Retail sales slip during September
Home & Textiles Today Staff -- Casual Living, October 7, 2002
Retail same-store sales continued to weaken moving through September, and fell by 1.0 percent during the fourth week of the month, forcing retailers across the nation to adjust downward their growth targets for the month and the third quarter.
The Redbook Retail Sales Average declined by 1.0 percent during the fourth week of September, turning negative after a small 0.6 percent gain the prior week. Sales have lost ground steadily through September, after the month got off to a robust start with a 2.2 percent increase.
Both discounters and department stores were feeling the squeeze during the fourth week of the month, with both channels of distribution missing their sales targets. Department store sales were especially hard hit, falling by 7.3 percent on the week, and for the four weeks month-to date had slipped by 3.5 percent, deeper than a forecast decline of 2.3 percent.
Sales at mass merchants grew by 3.1 percent during the week, well off the 4.7 percent growth rate during the first week of September. Month-to-date, discounter sales are up a slender 3.9 percent, falling well short of a targeted increase of 4.7 percent.
Gauging the two channels combined, month-to-date same-store sales edged up a skimpy 1.0 percent, compared with a target of 2.0 percent sales growth.

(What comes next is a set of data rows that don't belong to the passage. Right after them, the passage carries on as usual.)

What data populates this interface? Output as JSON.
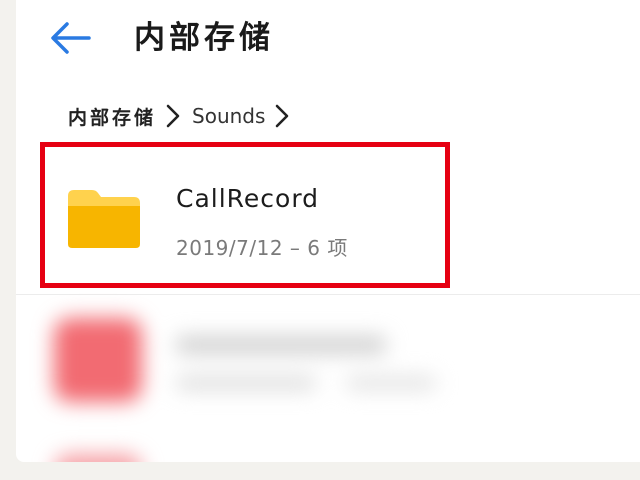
{
  "header": {
    "title": "内部存储",
    "back_icon": "arrow-left-icon"
  },
  "breadcrumb": {
    "items": [
      "内部存储",
      "Sounds"
    ],
    "separator_icon": "chevron-right-icon"
  },
  "list": {
    "items": [
      {
        "name": "CallRecord",
        "meta": "2019/7/12 – 6 项",
        "icon": "folder-icon"
      }
    ]
  },
  "colors": {
    "accent": "#2a7ae2",
    "folder": "#f7b500",
    "folder_tab": "#ffd24d",
    "highlight": "#e60012",
    "blurred_app": "#f26b72"
  }
}
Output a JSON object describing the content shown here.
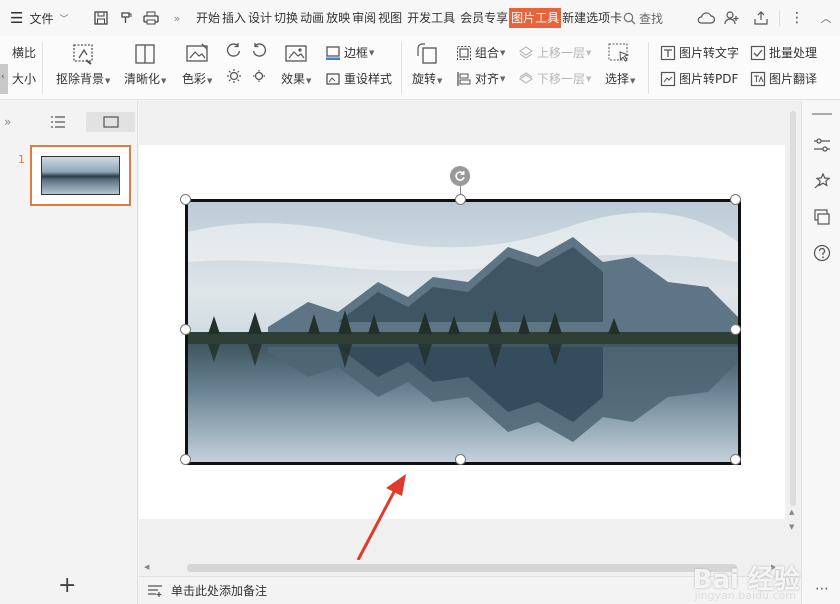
{
  "menubar": {
    "file_label": "文件",
    "tabs": [
      {
        "label": "开始"
      },
      {
        "label": "插入"
      },
      {
        "label": "设计"
      },
      {
        "label": "切换"
      },
      {
        "label": "动画"
      },
      {
        "label": "放映"
      },
      {
        "label": "审阅"
      },
      {
        "label": "视图"
      },
      {
        "label": "开发工具"
      },
      {
        "label": "会员专享"
      },
      {
        "label": "图片工具"
      },
      {
        "label": "新建选项卡"
      }
    ],
    "search_label": "查找"
  },
  "ribbon": {
    "crop_top": "横比",
    "crop_bottom": "大小",
    "remove_bg": "抠除背景",
    "sharpen": "清晰化",
    "color": "色彩",
    "effects": "效果",
    "border": "边框",
    "reset_style": "重设样式",
    "rotate": "旋转",
    "group": "组合",
    "align": "对齐",
    "bring_forward": "上移一层",
    "send_backward": "下移一层",
    "select": "选择",
    "pic_to_text": "图片转文字",
    "pic_to_pdf": "图片转PDF",
    "batch": "批量处理",
    "translate": "图片翻译"
  },
  "leftpanel": {
    "slide_number": "1"
  },
  "notes": {
    "placeholder": "单击此处添加备注"
  },
  "watermark": {
    "brand": "Bai 经验",
    "url": "jingyan.baidu.com"
  },
  "colors": {
    "accent": "#e8623a",
    "thumb_border": "#e27a3f",
    "annotation_arrow": "#e03a2a"
  }
}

"Sales continued to drift further below plan in the fourth week," said Redbook retail analyst Catlin Levis. "One or two retailers indicated sharp differences between targets and actuals, leading some to say they were scaling back their internal targets for the month. Most companies in the model were either below plan month-to-date or at the lower end of planned ranges, following a slow and steady downward trend throughout the month."
Some retailers, Levis noted, "said they were comparing unfavorable year-ago comps, which were boosted by the spending of tax rebate checks. Others believe consumers are also being inhibited by political uncertainty, a slowing economy and the negative wealth effect from falling stock prices."
As if all that weren't enough, Levis noted, "Retailers and manufacturers may face a disruption of deliveries ahead of the holiday season due to the West Coast dock workers lockout."
Breaking sales results out on a regional basis, Levis said "sales growth was strongest in the West, followed by the Midwest and the East."
Redbook Retail Sales Average
Fourth week of September
|*Including chain stores and traditional department stores.
Source: Redbook Retail Sales Average, a unit of Instinet, a Reuters company.